**Task instructions**
Word for word, repeat the records, leaving every picture behind.

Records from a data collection
= Beginning of Section =

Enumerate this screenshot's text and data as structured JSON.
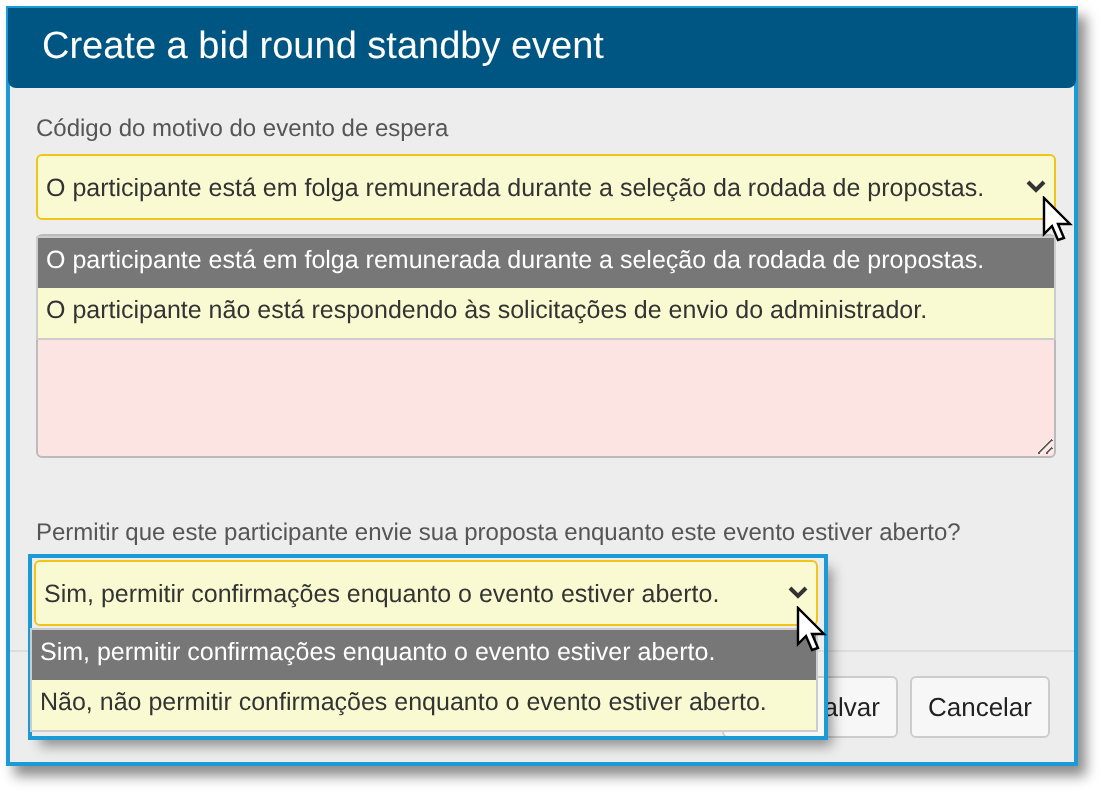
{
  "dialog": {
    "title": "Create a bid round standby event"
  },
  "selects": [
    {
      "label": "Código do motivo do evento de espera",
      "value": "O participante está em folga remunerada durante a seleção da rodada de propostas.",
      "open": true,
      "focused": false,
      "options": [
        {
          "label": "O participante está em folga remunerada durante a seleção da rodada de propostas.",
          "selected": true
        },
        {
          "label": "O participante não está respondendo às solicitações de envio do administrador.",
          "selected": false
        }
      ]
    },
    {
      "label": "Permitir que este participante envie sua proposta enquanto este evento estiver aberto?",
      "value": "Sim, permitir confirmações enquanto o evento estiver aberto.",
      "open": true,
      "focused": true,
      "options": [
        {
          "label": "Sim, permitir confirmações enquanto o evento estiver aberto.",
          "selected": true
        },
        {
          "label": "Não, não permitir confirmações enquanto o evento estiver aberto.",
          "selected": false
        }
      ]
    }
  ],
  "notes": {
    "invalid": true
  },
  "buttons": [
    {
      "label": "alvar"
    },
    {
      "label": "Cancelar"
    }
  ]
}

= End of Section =

**Task response**
Enumerate this screenshot's text and data as structured JSON.
{
  "dialog": {
    "title": "Create a bid round standby event"
  },
  "selects": [
    {
      "label": "Código do motivo do evento de espera",
      "value": "O participante está em folga remunerada durante a seleção da rodada de propostas.",
      "open": true,
      "focused": false,
      "options": [
        {
          "label": "O participante está em folga remunerada durante a seleção da rodada de propostas.",
          "selected": true
        },
        {
          "label": "O participante não está respondendo às solicitações de envio do administrador.",
          "selected": false
        }
      ]
    },
    {
      "label": "Permitir que este participante envie sua proposta enquanto este evento estiver aberto?",
      "value": "Sim, permitir confirmações enquanto o evento estiver aberto.",
      "open": true,
      "focused": true,
      "options": [
        {
          "label": "Sim, permitir confirmações enquanto o evento estiver aberto.",
          "selected": true
        },
        {
          "label": "Não, não permitir confirmações enquanto o evento estiver aberto.",
          "selected": false
        }
      ]
    }
  ],
  "notes": {
    "invalid": true
  },
  "buttons": [
    {
      "label": "alvar"
    },
    {
      "label": "Cancelar"
    }
  ]
}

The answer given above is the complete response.